Lively and playful works on paper and canvas

A Drop, 24 x 24 oil on canvas, by Chris Chou

Chris Chou studied art in Taiwan, Hawaii, New York, and Boston, but her paintings are, she says, “aboriginal.” Viewers of her work would likely agree. The primal colors — reds, yellows, and blues — and primitive designs — lines and circles — suggest the work of the native peoples of Australia. But when Chou describes her work as aboriginal, she is talking about something else.

“None of my teachers ever really touched my work,” says Chou (CFA’01), whose paintings are on display at the Sherman Gallery through March 3. “They all just let me be myself. They let me have my own territory, and in that way I’m aboriginal.”

The 44-year-old artist was born in Taiwan and moved to the Hawaiian island of Oahu in 1991. When a teacher there encouraged her to pursue her painting in New York, she came to the mainland, studying for three and a half years at the New York Studio School of Drawing, Painting and Sculpture.
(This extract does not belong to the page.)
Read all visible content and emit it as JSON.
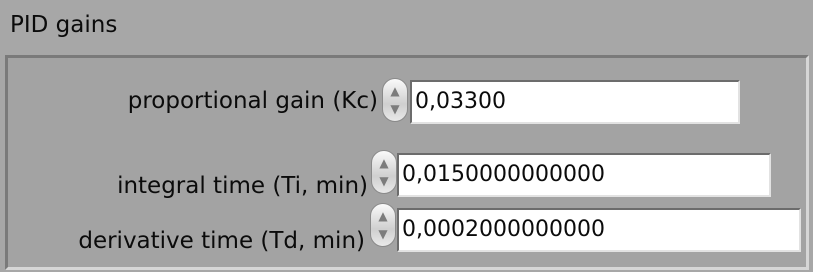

In 1999, Chou began studying at the College of Fine Arts, where she earned an MFA. She is now an artist in residence at CFA’s school of visual arts.

As such, Chou teaches two courses, one in painting and one in drawing. “I like to teach,” she says, “even though it takes away from my painting time. I have a great time with my students. I was surprised at how nice they are. They are always bringing in sweet things to eat.”

Chou says she greatly admires the work of Matisse and Philip Guston, who taught at CFA in the 1970s, but she believes that their influence on her style is minimal. What really influenced her work, she says, was a cancer scare several years ago. “I used to be a figurative painter,” she says, “but after my mother died of cancer, it looked like I might have it too. When I found out that I didn’t, I decided to be my own person and speak my own language. That’s when I became an abstract artist. Now I just use my own symbols to create a new way to approach painting. I feel great about it. That’s why I work 12 hours a day.”

Chou has been awarded residencies at several artist colonies, including the Vermont Studio Center, the Chautauqua Institute, and the Skowhegan School of Painting and Sculpture. Her work has been shown in Boston at Gallery 16 and the Alpha Gallery and in New York at Lafayette Gallery and 3636 Studio.

On Wednesday, February 15, Chou will give an artist talk about her work, from 1 to 2 p.m. at the Sherman Gallery. The gallery is located at 775 Commonwealth Avenue. Gallery hours are Tuesday to Friday, 11 a.m. to 5 p.m., and Saturday and Sunday, 1 to 5 p.m.